**About this task**:
Make an exact copy of the listing below. Pictures stay out of it.

· · · ·

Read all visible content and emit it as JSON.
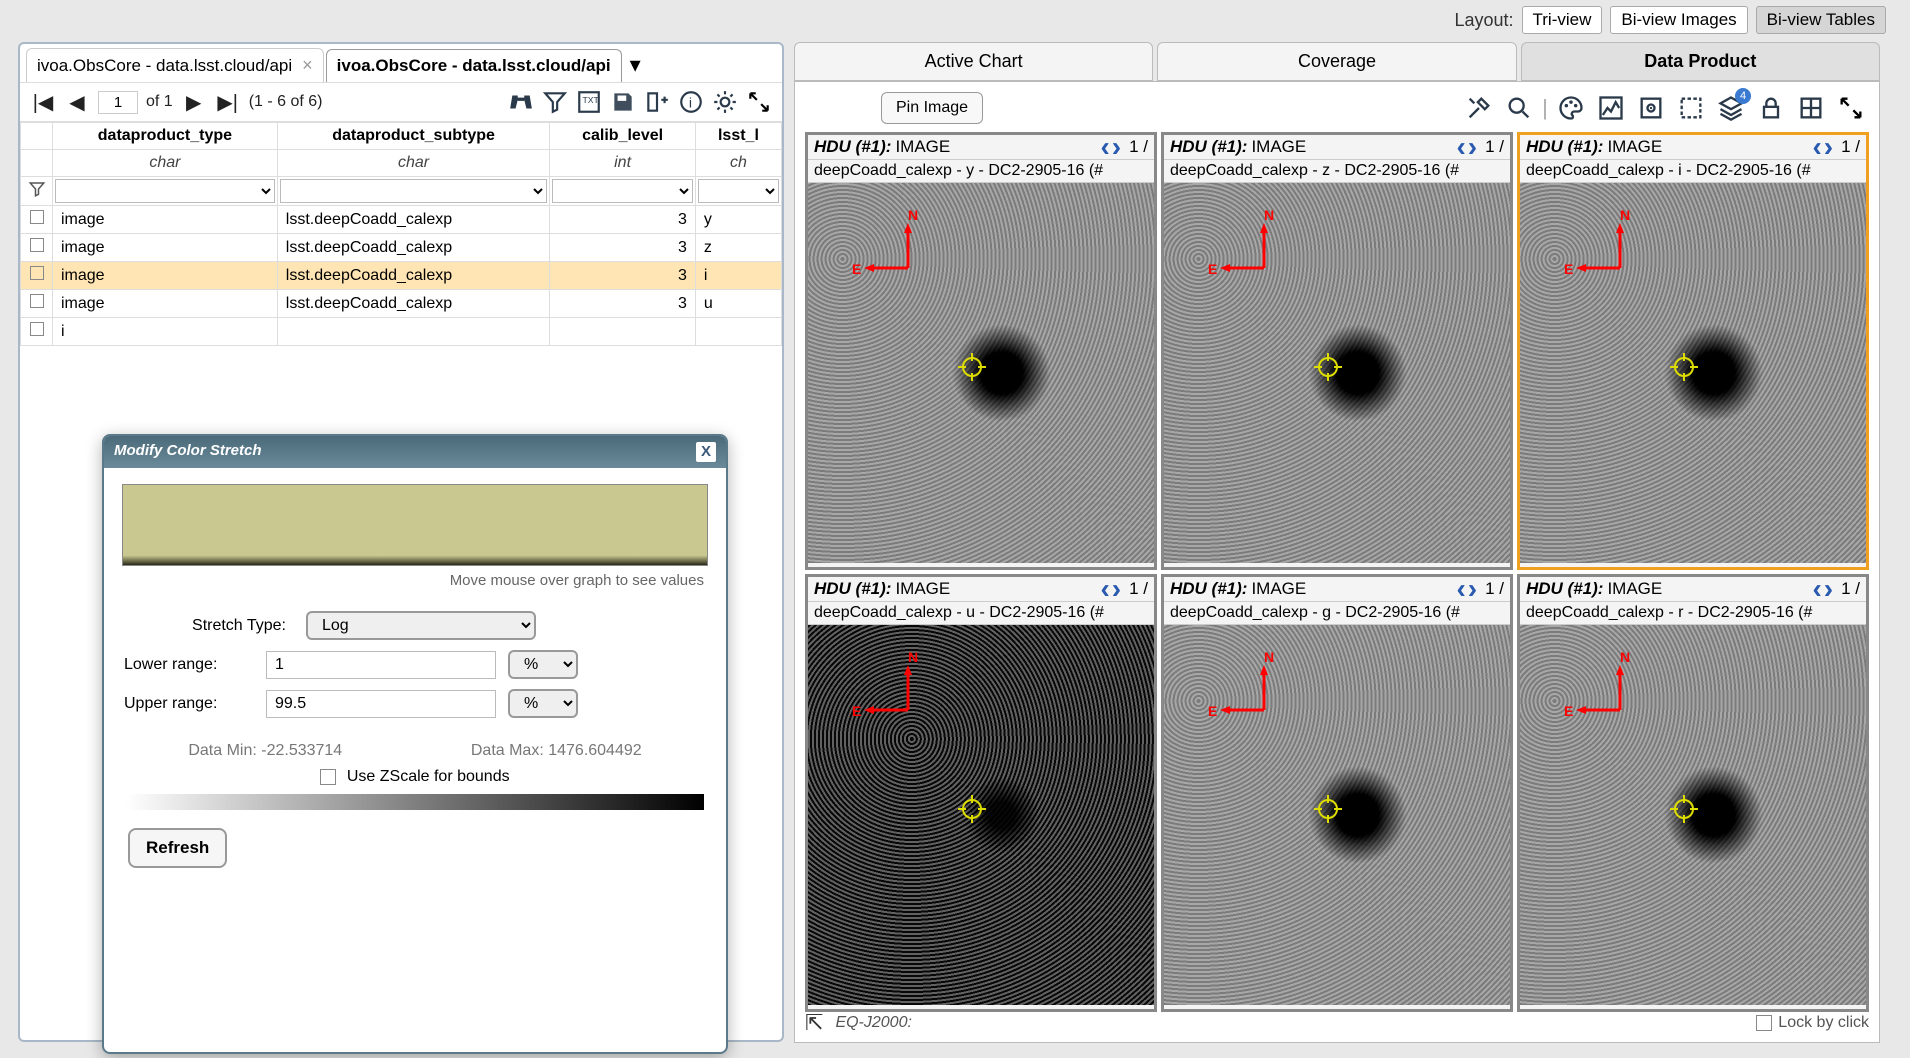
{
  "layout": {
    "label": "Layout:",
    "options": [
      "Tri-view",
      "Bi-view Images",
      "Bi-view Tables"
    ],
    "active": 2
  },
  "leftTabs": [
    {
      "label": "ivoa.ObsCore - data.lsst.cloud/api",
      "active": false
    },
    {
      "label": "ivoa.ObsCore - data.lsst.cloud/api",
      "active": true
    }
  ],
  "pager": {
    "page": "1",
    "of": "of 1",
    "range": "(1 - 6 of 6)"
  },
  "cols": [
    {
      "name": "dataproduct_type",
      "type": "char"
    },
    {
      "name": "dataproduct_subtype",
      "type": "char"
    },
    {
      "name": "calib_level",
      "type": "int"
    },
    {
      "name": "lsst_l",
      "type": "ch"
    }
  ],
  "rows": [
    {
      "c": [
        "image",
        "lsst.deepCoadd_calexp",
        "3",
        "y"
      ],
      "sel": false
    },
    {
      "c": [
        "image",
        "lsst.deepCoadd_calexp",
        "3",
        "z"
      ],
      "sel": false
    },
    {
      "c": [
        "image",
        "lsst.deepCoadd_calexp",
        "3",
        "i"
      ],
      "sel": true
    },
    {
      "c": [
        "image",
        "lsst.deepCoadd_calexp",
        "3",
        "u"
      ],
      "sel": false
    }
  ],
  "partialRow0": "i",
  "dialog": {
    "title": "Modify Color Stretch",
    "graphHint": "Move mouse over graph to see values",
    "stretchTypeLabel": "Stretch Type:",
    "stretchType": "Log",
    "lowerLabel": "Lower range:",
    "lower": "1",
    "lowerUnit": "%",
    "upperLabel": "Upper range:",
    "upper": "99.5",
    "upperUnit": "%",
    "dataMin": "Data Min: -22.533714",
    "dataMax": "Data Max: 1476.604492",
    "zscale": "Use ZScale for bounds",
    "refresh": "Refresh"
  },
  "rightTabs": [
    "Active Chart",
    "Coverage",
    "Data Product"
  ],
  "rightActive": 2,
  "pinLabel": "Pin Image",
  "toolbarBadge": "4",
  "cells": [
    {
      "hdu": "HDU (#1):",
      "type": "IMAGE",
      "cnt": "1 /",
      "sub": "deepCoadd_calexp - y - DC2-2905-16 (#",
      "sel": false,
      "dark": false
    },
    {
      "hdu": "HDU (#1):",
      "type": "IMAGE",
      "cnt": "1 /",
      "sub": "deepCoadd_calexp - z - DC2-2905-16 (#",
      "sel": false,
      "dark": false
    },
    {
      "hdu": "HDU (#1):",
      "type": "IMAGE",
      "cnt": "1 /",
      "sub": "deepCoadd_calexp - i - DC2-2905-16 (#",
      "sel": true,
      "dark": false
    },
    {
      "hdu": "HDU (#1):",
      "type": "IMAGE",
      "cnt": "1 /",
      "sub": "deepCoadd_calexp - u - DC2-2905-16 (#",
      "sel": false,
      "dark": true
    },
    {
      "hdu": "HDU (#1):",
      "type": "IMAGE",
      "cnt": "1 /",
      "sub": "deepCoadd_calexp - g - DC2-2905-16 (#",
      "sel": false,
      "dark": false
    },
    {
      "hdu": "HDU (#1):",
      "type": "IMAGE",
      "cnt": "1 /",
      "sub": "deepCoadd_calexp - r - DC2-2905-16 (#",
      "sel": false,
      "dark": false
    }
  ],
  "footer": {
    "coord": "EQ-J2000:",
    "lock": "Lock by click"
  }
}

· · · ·

**Response to this task**:
Read all visible content and emit it as JSON.
{
  "layout": {
    "label": "Layout:",
    "options": [
      "Tri-view",
      "Bi-view Images",
      "Bi-view Tables"
    ],
    "active": 2
  },
  "leftTabs": [
    {
      "label": "ivoa.ObsCore - data.lsst.cloud/api",
      "active": false
    },
    {
      "label": "ivoa.ObsCore - data.lsst.cloud/api",
      "active": true
    }
  ],
  "pager": {
    "page": "1",
    "of": "of 1",
    "range": "(1 - 6 of 6)"
  },
  "cols": [
    {
      "name": "dataproduct_type",
      "type": "char"
    },
    {
      "name": "dataproduct_subtype",
      "type": "char"
    },
    {
      "name": "calib_level",
      "type": "int"
    },
    {
      "name": "lsst_l",
      "type": "ch"
    }
  ],
  "rows": [
    {
      "c": [
        "image",
        "lsst.deepCoadd_calexp",
        "3",
        "y"
      ],
      "sel": false
    },
    {
      "c": [
        "image",
        "lsst.deepCoadd_calexp",
        "3",
        "z"
      ],
      "sel": false
    },
    {
      "c": [
        "image",
        "lsst.deepCoadd_calexp",
        "3",
        "i"
      ],
      "sel": true
    },
    {
      "c": [
        "image",
        "lsst.deepCoadd_calexp",
        "3",
        "u"
      ],
      "sel": false
    }
  ],
  "partialRow0": "i",
  "dialog": {
    "title": "Modify Color Stretch",
    "graphHint": "Move mouse over graph to see values",
    "stretchTypeLabel": "Stretch Type:",
    "stretchType": "Log",
    "lowerLabel": "Lower range:",
    "lower": "1",
    "lowerUnit": "%",
    "upperLabel": "Upper range:",
    "upper": "99.5",
    "upperUnit": "%",
    "dataMin": "Data Min: -22.533714",
    "dataMax": "Data Max: 1476.604492",
    "zscale": "Use ZScale for bounds",
    "refresh": "Refresh"
  },
  "rightTabs": [
    "Active Chart",
    "Coverage",
    "Data Product"
  ],
  "rightActive": 2,
  "pinLabel": "Pin Image",
  "toolbarBadge": "4",
  "cells": [
    {
      "hdu": "HDU (#1):",
      "type": "IMAGE",
      "cnt": "1 /",
      "sub": "deepCoadd_calexp - y - DC2-2905-16 (#",
      "sel": false,
      "dark": false
    },
    {
      "hdu": "HDU (#1):",
      "type": "IMAGE",
      "cnt": "1 /",
      "sub": "deepCoadd_calexp - z - DC2-2905-16 (#",
      "sel": false,
      "dark": false
    },
    {
      "hdu": "HDU (#1):",
      "type": "IMAGE",
      "cnt": "1 /",
      "sub": "deepCoadd_calexp - i - DC2-2905-16 (#",
      "sel": true,
      "dark": false
    },
    {
      "hdu": "HDU (#1):",
      "type": "IMAGE",
      "cnt": "1 /",
      "sub": "deepCoadd_calexp - u - DC2-2905-16 (#",
      "sel": false,
      "dark": true
    },
    {
      "hdu": "HDU (#1):",
      "type": "IMAGE",
      "cnt": "1 /",
      "sub": "deepCoadd_calexp - g - DC2-2905-16 (#",
      "sel": false,
      "dark": false
    },
    {
      "hdu": "HDU (#1):",
      "type": "IMAGE",
      "cnt": "1 /",
      "sub": "deepCoadd_calexp - r - DC2-2905-16 (#",
      "sel": false,
      "dark": false
    }
  ],
  "footer": {
    "coord": "EQ-J2000:",
    "lock": "Lock by click"
  }
}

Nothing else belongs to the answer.